This study evaluates the impact of treatment developments in CML by studying temporal trends in short-term and long-term excess mortality in a population-based setting.
Using data from the nationwide, population-based Swedish Cancer Registry and Swedish population life-tables stratified by age, sex, and calendar time we characterized trends in relative survival for all patients diagnosed with CML in Sweden 1973–2008 (n=3,173; 1,796 men and 1,377 women; median age 62 years). Patients were categorized into five age groups (<50, 50–59, 60–69, 70–79 and >79 years) and five calendar periods (1973-1979, 1980–1986, 1987–1993, 1994–2000 and 2001–2008). Six hundred and nine stem cell transplants (539 allogeneic and 70 autologous) were reported to the EBMT registry during the study period.

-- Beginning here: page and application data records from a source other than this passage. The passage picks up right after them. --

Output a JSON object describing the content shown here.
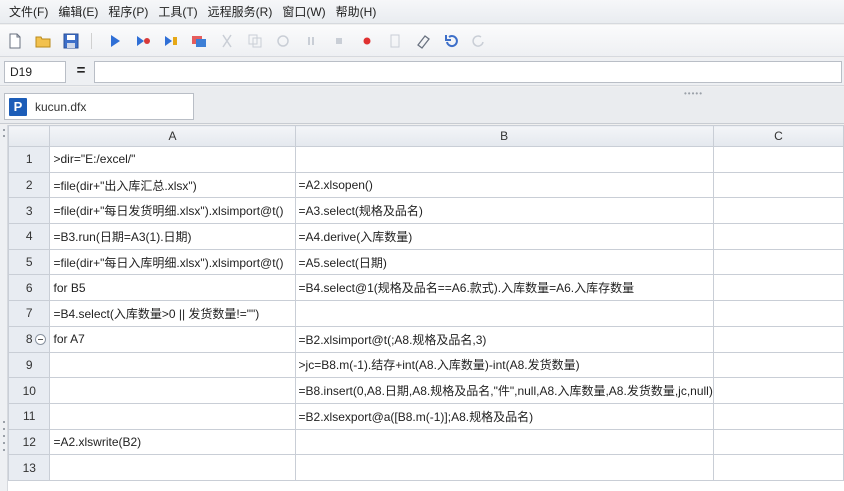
{
  "menu": [
    "文件(F)",
    "编辑(E)",
    "程序(P)",
    "工具(T)",
    "远程服务(R)",
    "窗口(W)",
    "帮助(H)"
  ],
  "toolbar_icons": [
    "new-file-icon",
    "open-folder-icon",
    "save-icon",
    "run-icon",
    "debug-icon",
    "step-icon",
    "calc-icon",
    "cut-icon",
    "copy-icon",
    "paste-icon",
    "pause-icon",
    "stop-icon",
    "breakpoint-icon",
    "clear-icon",
    "eraser-icon",
    "undo-icon",
    "redo-icon"
  ],
  "formula_bar": {
    "cell_ref": "D19",
    "equals": "=",
    "formula": ""
  },
  "file_tab": {
    "icon_letter": "P",
    "name": "kucun.dfx"
  },
  "columns": [
    "A",
    "B",
    "C"
  ],
  "rows": [
    {
      "num": "1",
      "a": ">dir=\"E:/excel/\"",
      "b": "",
      "c": ""
    },
    {
      "num": "2",
      "a": "=file(dir+\"出入库汇总.xlsx\")",
      "b": "=A2.xlsopen()",
      "c": ""
    },
    {
      "num": "3",
      "a": "=file(dir+\"每日发货明细.xlsx\").xlsimport@t()",
      "b": "=A3.select(规格及品名)",
      "c": ""
    },
    {
      "num": "4",
      "a": "=B3.run(日期=A3(1).日期)",
      "b": "=A4.derive(入库数量)",
      "c": ""
    },
    {
      "num": "5",
      "a": "=file(dir+\"每日入库明细.xlsx\").xlsimport@t()",
      "b": "=A5.select(日期)",
      "c": ""
    },
    {
      "num": "6",
      "a": "for B5",
      "b": "=B4.select@1(规格及品名==A6.款式).入库数量=A6.入库存数量",
      "c": ""
    },
    {
      "num": "7",
      "a": "=B4.select(入库数量>0 || 发货数量!=\"\")",
      "b": "",
      "c": ""
    },
    {
      "num": "8",
      "a": "for A7",
      "b": "=B2.xlsimport@t(;A8.规格及品名,3)",
      "c": ""
    },
    {
      "num": "9",
      "a": "",
      "b": ">jc=B8.m(-1).结存+int(A8.入库数量)-int(A8.发货数量)",
      "c": ""
    },
    {
      "num": "10",
      "a": "",
      "b": "=B8.insert(0,A8.日期,A8.规格及品名,\"件\",null,A8.入库数量,A8.发货数量,jc,null)",
      "c": ""
    },
    {
      "num": "11",
      "a": "",
      "b": "=B2.xlsexport@a([B8.m(-1)];A8.规格及品名)",
      "c": ""
    },
    {
      "num": "12",
      "a": "=A2.xlswrite(B2)",
      "b": "",
      "c": ""
    },
    {
      "num": "13",
      "a": "",
      "b": "",
      "c": ""
    }
  ],
  "collapsed_row": "8"
}
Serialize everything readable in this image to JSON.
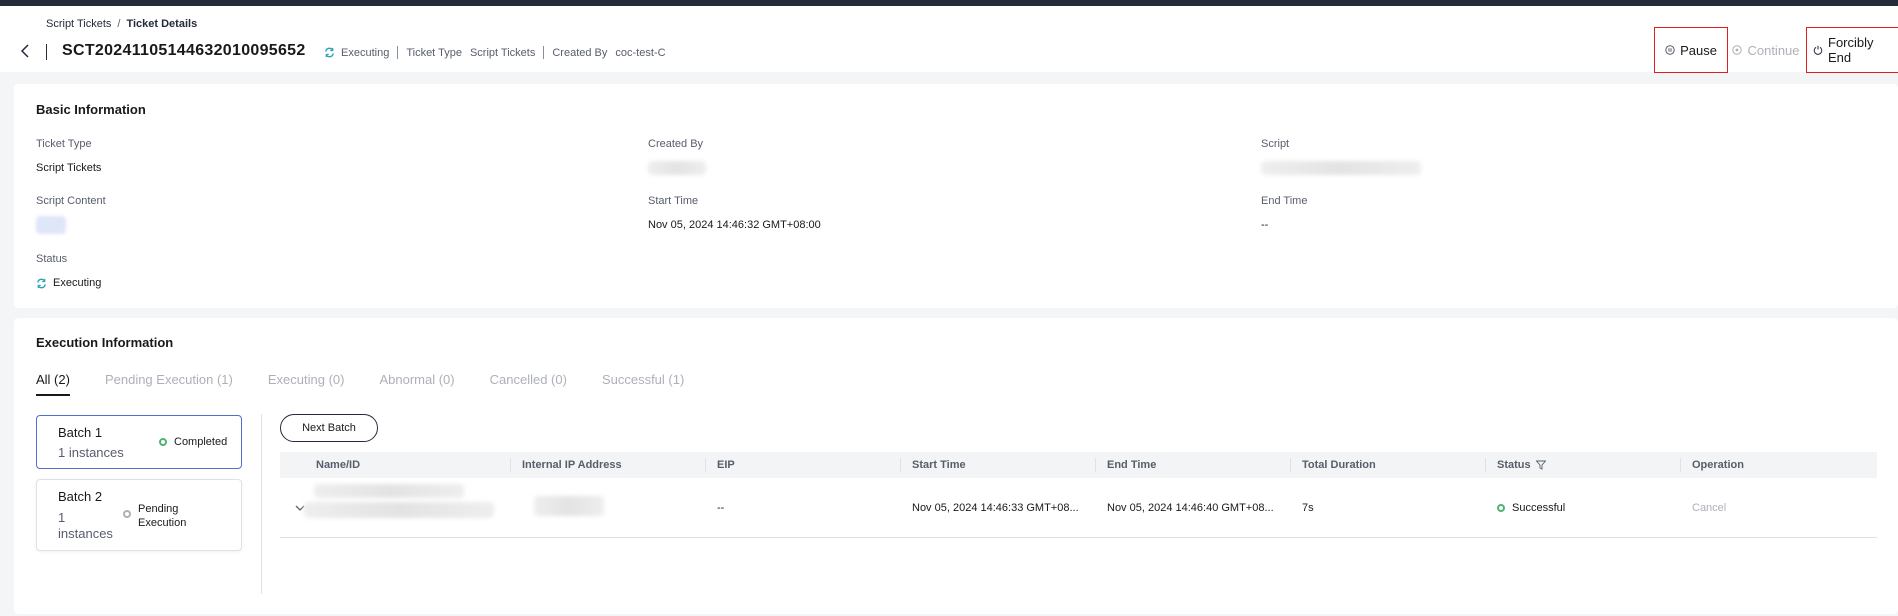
{
  "breadcrumb": {
    "root": "Script Tickets",
    "separator": "/",
    "current": "Ticket Details"
  },
  "ticket": {
    "id": "SCT20241105144632010095652",
    "status": "Executing",
    "ticket_type_label": "Ticket Type",
    "ticket_type": "Script Tickets",
    "created_by_label": "Created By",
    "created_by": "coc-test-C"
  },
  "actions": {
    "pause": "Pause",
    "continue": "Continue",
    "forcibly_end": "Forcibly End"
  },
  "basic_info": {
    "title": "Basic Information",
    "ticket_type_label": "Ticket Type",
    "ticket_type": "Script Tickets",
    "created_by_label": "Created By",
    "script_label": "Script",
    "script_content_label": "Script Content",
    "start_time_label": "Start Time",
    "start_time": "Nov 05, 2024 14:46:32 GMT+08:00",
    "end_time_label": "End Time",
    "end_time": "--",
    "status_label": "Status",
    "status": "Executing"
  },
  "execution": {
    "title": "Execution Information",
    "tabs": [
      {
        "label": "All (2)",
        "active": true
      },
      {
        "label": "Pending Execution (1)",
        "active": false
      },
      {
        "label": "Executing (0)",
        "active": false
      },
      {
        "label": "Abnormal (0)",
        "active": false
      },
      {
        "label": "Cancelled (0)",
        "active": false
      },
      {
        "label": "Successful (1)",
        "active": false
      }
    ],
    "batches": [
      {
        "name": "Batch 1",
        "count": "1 instances",
        "status": "Completed"
      },
      {
        "name": "Batch 2",
        "count_line1": "1",
        "count_line2": "instances",
        "status_line1": "Pending",
        "status_line2": "Execution"
      }
    ],
    "next_batch": "Next Batch",
    "columns": [
      "Name/ID",
      "Internal IP Address",
      "EIP",
      "Start Time",
      "End Time",
      "Total Duration",
      "Status",
      "Operation"
    ],
    "rows": [
      {
        "eip": "--",
        "start_time": "Nov 05, 2024 14:46:33 GMT+08...",
        "end_time": "Nov 05, 2024 14:46:40 GMT+08...",
        "duration": "7s",
        "status": "Successful",
        "operation": "Cancel"
      }
    ]
  },
  "colors": {
    "accent": "#526ecc",
    "success": "#50b371",
    "executing": "#2aa3b5",
    "highlight": "#e02020"
  },
  "icons": [
    "chevron-left-icon",
    "sync-icon",
    "pause-circle-icon",
    "play-circle-icon",
    "power-icon",
    "chevron-down-icon",
    "filter-icon"
  ]
}
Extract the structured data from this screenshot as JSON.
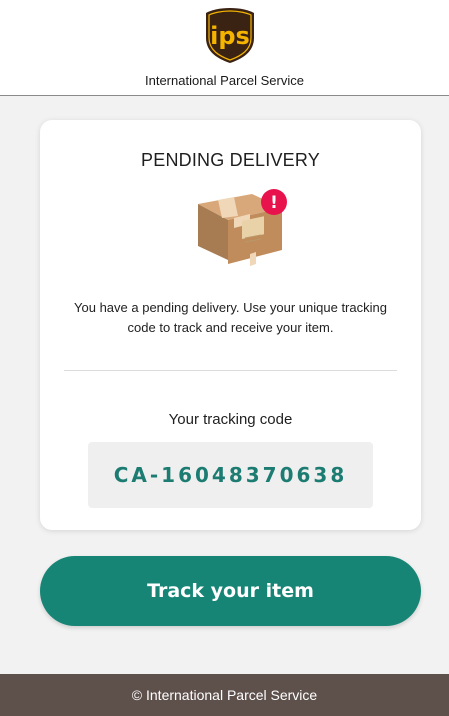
{
  "header": {
    "logo_text": "ips",
    "brand_name": "International Parcel Service"
  },
  "card": {
    "title": "PENDING DELIVERY",
    "description": "You have a pending delivery. Use your unique tracking code to track and receive your item.",
    "alert_glyph": "!",
    "tracking_label": "Your tracking code",
    "tracking_code": "CA-16048370638"
  },
  "actions": {
    "track_label": "Track your item"
  },
  "footer": {
    "text": "© International Parcel Service"
  },
  "colors": {
    "accent": "#178575",
    "code_text": "#1c7c72",
    "alert": "#e8134d",
    "footer_bg": "#5e514c",
    "logo_bg": "#3b2314",
    "logo_gold": "#f4b400"
  },
  "icons": {
    "logo": "ips-shield-logo",
    "package": "package-box-icon",
    "alert": "alert-exclamation-icon"
  }
}
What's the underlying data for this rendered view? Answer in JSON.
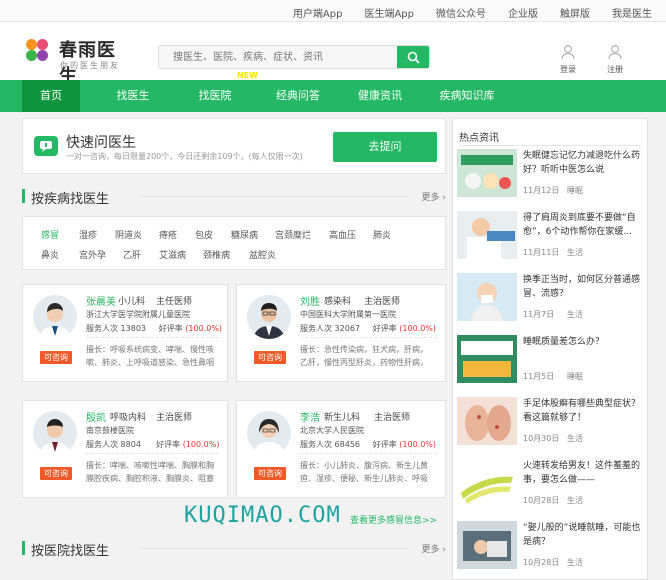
{
  "topbar": {
    "links": [
      "用户端App",
      "医生端App",
      "微信公众号",
      "企业版",
      "触屏版",
      "我是医生"
    ]
  },
  "logo": {
    "name": "春雨医生",
    "slogan": "你的医生朋友"
  },
  "search": {
    "placeholder": "搜医生、医院、疾病、症状、资讯"
  },
  "header": {
    "login": "登录",
    "register": "注册"
  },
  "nav": {
    "items": [
      "首页",
      "找医生",
      "找医院",
      "经典问答",
      "健康资讯",
      "疾病知识库"
    ],
    "new_badge": "NEW"
  },
  "quick": {
    "title": "快速问医生",
    "subtitle": "一对一咨询，每日限量200个，今日还剩余109个。(每人仅限一次)",
    "button": "去提问"
  },
  "disease_section": {
    "title": "按疾病找医生",
    "more": "更多"
  },
  "diseases": [
    "感冒",
    "湿疹",
    "阴道炎",
    "痔疮",
    "包皮",
    "糖尿病",
    "宫颈糜烂",
    "高血压",
    "肺炎",
    "鼻炎",
    "宫外孕",
    "乙肝",
    "艾滋病",
    "颈椎病",
    "盆腔炎"
  ],
  "doctors": [
    {
      "name": "张晨美",
      "dept": "小儿科",
      "title": "主任医师",
      "hospital": "浙江大学医学院附属儿童医院",
      "served_label": "服务人次",
      "served": "13803",
      "rate_label": "好评率",
      "rate": "(100.0%)",
      "skill": "擅长：呼吸系统病变、哮喘、慢性咳嗽、肺炎、上呼吸道感染、急性鼻咽炎",
      "consult": "可咨询"
    },
    {
      "name": "刘胜",
      "dept": "感染科",
      "title": "主治医师",
      "hospital": "中国医科大学附属第一医院",
      "served_label": "服务人次",
      "served": "32067",
      "rate_label": "好评率",
      "rate": "(100.0%)",
      "skill": "擅长：急性传染病，狂犬病，肝病，乙肝，慢性丙型肝炎，药物性肝病，",
      "consult": "可咨询"
    },
    {
      "name": "殷凯",
      "dept": "呼吸内科",
      "title": "主治医师",
      "hospital": "南京鼓楼医院",
      "served_label": "服务人次",
      "served": "8804",
      "rate_label": "好评率",
      "rate": "(100.0%)",
      "skill": "擅长：哮喘、咳嗽性哮喘、胸膜和胸膜腔疾病、胸腔积液、胸膜炎、阻塞性",
      "consult": "可咨询"
    },
    {
      "name": "李浩",
      "dept": "新生儿科",
      "title": "主治医师",
      "hospital": "北京大学人民医院",
      "served_label": "服务人次",
      "served": "68456",
      "rate_label": "好评率",
      "rate": "(100.0%)",
      "skill": "擅长：小儿肺炎、腹泻病、新生儿黄疸、湿疹、便秘、新生儿肺炎、呼吸",
      "consult": "可咨询"
    }
  ],
  "doctor_more": "查看更多感冒信息>>",
  "watermark": "KUQIMAO.COM",
  "hospital_section": {
    "title": "按医院找医生",
    "more": "更多"
  },
  "sidebar": {
    "title": "热点资讯",
    "news": [
      {
        "title": "失眠健忘记忆力减退吃什么药好？听听中医怎么说",
        "date": "11月12日",
        "cat": "睡眠"
      },
      {
        "title": "得了肩周炎到底要不要做“自愈”，6个动作帮你在家缓...",
        "date": "11月11日",
        "cat": "生活"
      },
      {
        "title": "换季正当时，如何区分普通感冒、流感？",
        "date": "11月7日",
        "cat": "生活"
      },
      {
        "title": "睡眠质量差怎么办？",
        "date": "11月5日",
        "cat": "睡眠"
      },
      {
        "title": "手足体股癣有哪些典型症状？看这篇就够了！",
        "date": "10月30日",
        "cat": "生活"
      },
      {
        "title": "火速转发给男友！这件羞羞的事，要怎么做——",
        "date": "10月28日",
        "cat": "生活"
      },
      {
        "title": "“娶儿般的”说睡就睡，可能也是病？",
        "date": "10月28日",
        "cat": "生活"
      }
    ]
  }
}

Incidence remained stable over time with a consistent male predominance. Relative survival improved with calendar period with the greatest improvement in the last two calendar periods (figure). Five-year cumulative relative survival ratios (RSRs; 95% confidence intervals) were 0.21 (0.17-0.24), 0.23 (0.20-0.27), 0.37 (0.33-0.41), 0.54 (0.50-0.58) and 0.80 (0.75-0.83) in the five calendar periods, respectively. Ten-year RSRs were 0.06 (0.04-0.08) and 0.78 (0.73-0.83) in the first and last calendar periods, respectively. This improvement was confined to age groups up to 79 years of age but most pronounced in patients below 60 years. The 5-year RSRs for patients diagnosed 2001–2008 were 0.91 (0.85-0.94), 0.87 (0.78-0.92), 0.82 (0.72-0.90), 0.75 (0.61-0.86), and 0.25 (0.10-0.47) for the five age groups, respectively. Older age at diagnosis and male sex were associated with significantly higher excess mortality rates in models adjusted for potential confounding factors.
In this large population-based study including > 3,000 CML patients survival increased significantly after 2001 (when imatinib mesylate was approved for clinical use in Sweden) for patients up to 79 years of age. Future studies are needed to assess if very old (>79 years) CML patients may benefit from an increased use of TKIs. Also newly introduced, targeted treatment options for CML need to be evaluated in future population-based studies.
No relevant conflicts of interest to declare.
Asterisk with author names denotes non-ASH members.